The M&P line is well-respected for a reason. Over the years, they have proven to be well-made and reliable duty-worthy weapons. I carry a Shield quite often, own an M&P9, and have owned several of the M&P products over the years, including a good little AR.
The first handgun I ever loved was my dad’s Model 29 .357.
So, when it comes to Smith and Wesson, I’m far from a naysayer.
When Smith and Wesson announced that they’d be updating the M&P handguns, I was looking forward to it. However, when the pictures of the upgrades came across my desk, I was kinda underwhelmed. Granted, the guns looked cool, but at first glance it appeared that Smith had only added some stippling, slapped a M2.0 sticker on the package, and called it a new gun.
With these misgivings, I decided to go ahead and give the new gun a chance.
When the M2.0 arrived at my FFL, I was happy with how positive the grip texture felt. Still, as I headed to the range, I wondered if the difference would be notable enough to write about.
Brownells was kind enough to send some Blazer Brass in 115gr.
I shot the M2.0 a lot, and I plan to shoot it a lot more. Four improvements stood out right away.
M&P handguns have always been known for their comfortable grips. They seem well-fitted to most hands. Now with four interchangeable grip inserts, the options are even more specific to the individual’s hand. I have large hands but personally think that the small palmswell coupled with the new aggressive texture makes the gun feel like it’s been sent off for custom frame profiling and stippling. The texture feels like good stippling, too.

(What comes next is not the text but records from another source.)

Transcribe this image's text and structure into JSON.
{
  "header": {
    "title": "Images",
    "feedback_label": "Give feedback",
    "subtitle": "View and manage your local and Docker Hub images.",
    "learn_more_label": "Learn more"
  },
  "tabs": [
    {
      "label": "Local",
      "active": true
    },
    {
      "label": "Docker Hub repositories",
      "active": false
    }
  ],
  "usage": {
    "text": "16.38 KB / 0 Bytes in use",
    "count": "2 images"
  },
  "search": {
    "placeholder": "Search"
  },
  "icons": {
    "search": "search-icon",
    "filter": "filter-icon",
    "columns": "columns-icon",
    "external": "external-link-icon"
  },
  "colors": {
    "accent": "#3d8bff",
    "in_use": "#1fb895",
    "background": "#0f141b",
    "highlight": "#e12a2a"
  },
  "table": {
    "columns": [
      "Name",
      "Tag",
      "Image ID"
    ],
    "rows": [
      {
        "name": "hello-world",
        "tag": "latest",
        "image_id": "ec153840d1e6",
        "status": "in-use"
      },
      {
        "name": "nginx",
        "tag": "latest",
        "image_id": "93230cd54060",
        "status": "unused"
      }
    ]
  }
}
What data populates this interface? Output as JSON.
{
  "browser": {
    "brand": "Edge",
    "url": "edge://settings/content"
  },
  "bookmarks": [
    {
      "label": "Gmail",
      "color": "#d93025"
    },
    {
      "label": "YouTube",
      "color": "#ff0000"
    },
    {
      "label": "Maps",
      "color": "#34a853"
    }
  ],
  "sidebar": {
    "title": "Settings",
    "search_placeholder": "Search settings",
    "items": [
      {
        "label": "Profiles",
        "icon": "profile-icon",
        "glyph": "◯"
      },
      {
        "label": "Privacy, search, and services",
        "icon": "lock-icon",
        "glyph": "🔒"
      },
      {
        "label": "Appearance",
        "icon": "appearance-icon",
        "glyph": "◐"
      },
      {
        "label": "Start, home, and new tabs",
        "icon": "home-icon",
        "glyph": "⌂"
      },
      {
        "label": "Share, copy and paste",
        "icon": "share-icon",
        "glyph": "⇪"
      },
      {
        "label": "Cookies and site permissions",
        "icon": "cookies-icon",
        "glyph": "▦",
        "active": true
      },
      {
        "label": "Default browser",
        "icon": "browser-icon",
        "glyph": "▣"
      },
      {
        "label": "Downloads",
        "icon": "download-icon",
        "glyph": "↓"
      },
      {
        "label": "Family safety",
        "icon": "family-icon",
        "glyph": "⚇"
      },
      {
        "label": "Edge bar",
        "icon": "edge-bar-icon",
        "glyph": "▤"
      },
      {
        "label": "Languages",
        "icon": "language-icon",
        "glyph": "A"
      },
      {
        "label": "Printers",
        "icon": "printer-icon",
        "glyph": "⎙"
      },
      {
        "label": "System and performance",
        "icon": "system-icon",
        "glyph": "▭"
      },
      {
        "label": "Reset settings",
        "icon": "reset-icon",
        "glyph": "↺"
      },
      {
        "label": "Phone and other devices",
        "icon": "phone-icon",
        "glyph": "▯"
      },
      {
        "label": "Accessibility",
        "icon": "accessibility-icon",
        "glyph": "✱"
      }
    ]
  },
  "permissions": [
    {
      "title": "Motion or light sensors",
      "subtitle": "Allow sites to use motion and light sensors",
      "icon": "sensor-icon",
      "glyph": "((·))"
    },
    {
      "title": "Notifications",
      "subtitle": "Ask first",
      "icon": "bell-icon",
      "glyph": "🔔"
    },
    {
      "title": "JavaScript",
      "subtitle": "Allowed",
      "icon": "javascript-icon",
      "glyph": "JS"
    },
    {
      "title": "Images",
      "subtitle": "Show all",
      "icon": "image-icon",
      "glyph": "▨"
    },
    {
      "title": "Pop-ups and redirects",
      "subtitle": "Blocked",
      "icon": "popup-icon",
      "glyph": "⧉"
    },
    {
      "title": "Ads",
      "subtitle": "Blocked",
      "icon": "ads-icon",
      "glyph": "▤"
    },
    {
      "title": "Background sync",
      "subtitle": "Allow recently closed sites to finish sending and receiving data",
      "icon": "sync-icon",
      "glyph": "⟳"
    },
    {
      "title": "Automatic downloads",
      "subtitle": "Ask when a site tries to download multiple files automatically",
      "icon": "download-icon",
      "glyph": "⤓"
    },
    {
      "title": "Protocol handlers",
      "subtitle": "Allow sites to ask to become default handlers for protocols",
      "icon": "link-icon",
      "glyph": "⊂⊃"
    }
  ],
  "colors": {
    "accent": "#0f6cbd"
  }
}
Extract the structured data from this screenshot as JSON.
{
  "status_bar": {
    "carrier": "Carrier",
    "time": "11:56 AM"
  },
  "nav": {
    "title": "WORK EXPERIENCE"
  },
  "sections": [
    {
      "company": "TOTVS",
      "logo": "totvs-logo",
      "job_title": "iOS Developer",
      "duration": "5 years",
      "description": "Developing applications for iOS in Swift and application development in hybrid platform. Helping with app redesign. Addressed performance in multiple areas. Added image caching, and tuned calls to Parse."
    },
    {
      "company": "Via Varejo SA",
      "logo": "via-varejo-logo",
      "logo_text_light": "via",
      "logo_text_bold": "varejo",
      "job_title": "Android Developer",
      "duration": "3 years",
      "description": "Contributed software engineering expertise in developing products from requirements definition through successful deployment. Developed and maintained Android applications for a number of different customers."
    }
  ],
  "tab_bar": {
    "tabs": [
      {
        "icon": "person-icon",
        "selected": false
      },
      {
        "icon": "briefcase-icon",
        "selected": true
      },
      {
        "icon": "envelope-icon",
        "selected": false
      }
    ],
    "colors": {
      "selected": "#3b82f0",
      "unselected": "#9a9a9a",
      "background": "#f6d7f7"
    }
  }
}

The trigger on the M&Ps have come a long way. The first iterations rode the struggle bus to the range if you ask me, but before the 2.0, newer M&Ps have been coming with, shall we say, an “evolved” trigger. Still, the M2.0’s trigger is better than previous evolutions. You’ll notice the small frame bump inside the trigger guard has moved as well. The trigger feels lighter, but I’m betting it’s just breaking cleaner. The reset is audible and tactile, and the over travel seems to be reduced. I really like this trigger with this remaining caveat; I still think the trigger shoe’s geometry needs corrected. The trigger shoe’s curve is simply too pronounced. That being said, let me reiterate, this trigger certainly isn’t riding a struggle bus anywhere. It’s quite good, actually.
I’m not sure if it’s due to the more rigid frame (Smith and Wesson has embedded a steel chassis that extends to the end of the frame) or due to the new 1 in 10” twist barrel, but this gun is more accurate than my other M&P 9. I shot offhand and rested groups from 34 yards and the group difference was noticeable. I need all the help I can get.
I’ve already mentioned the steel embedded frame, but the slide has been re-profiled and forward slide serrations have been added. Do these design improvements contribute to function in a remarkable way? I don’t think so, but they sure look good! More notably, the slide stop has been reengineered so that the slide won’t fall forward, chambering a round, when a new magazine is inserted with authority.
The improvements to the M&P made in the M2.0 were subtle but thoughtful. The small improvements came together to refine the shooting experience more significantly than I would have guessed.
The Sweaty, Muddy, Bloody Test
Since the grip texture seemed to be a more pronounced feature than I had initially expected, I decided to do a bit of a field test. If, God forbid, an end-user actually ever had to use his or her handgun in a defensive application, the likelihood of doing so while sweaty, muddy, or bloody is relatively high. So grip purchase is very important. This feature seemed to be the M2.0’s claim to fame, so we decided on a sweaty, muddy, bloody test.
I used dish soap to synthesize sweat and/or blood. As you know, dish soap is much more slippery then either sweat or blood. I covered my hands, the grip, and the slide generously. I then proceeded to shoot steel and attempt to manipulate the handgun normally. I did this to both the original and M2.0 versions of the M&P 9. True to form, the advantage gained by the M2.0’s grip texture was significant. Follow up shots were much easier to manage on the new M&P over the older version.
I then took both guns to a red clay mud hole and squashed both guns down into the mud. Afterward, I took them directly to the firing line and began to compare function. Both guns got the first few rounds off before the mud slowed the slide’s function. Most importantly, the M2.0’s grip again performed much better than its counterpart.
Granted, this test is a bit anecdotal, so I’ve included video for you to develop your own opinion, but I expect that your experience will mirror my own. This grip is vastly improved.
That mud and water also gave me an opportunity to check out how the Armonite finish holds up and the initial results are favorable.
I’ve seen the light! My opinion has shifted. Initially, I thought “I already have an M&P9 and I don’t see a significant enough difference to bother with upgrading,” but after shooting the M2.0, I foresee a move into the 2.0 in my near future.
This article was originally published on The Arms Guide and written by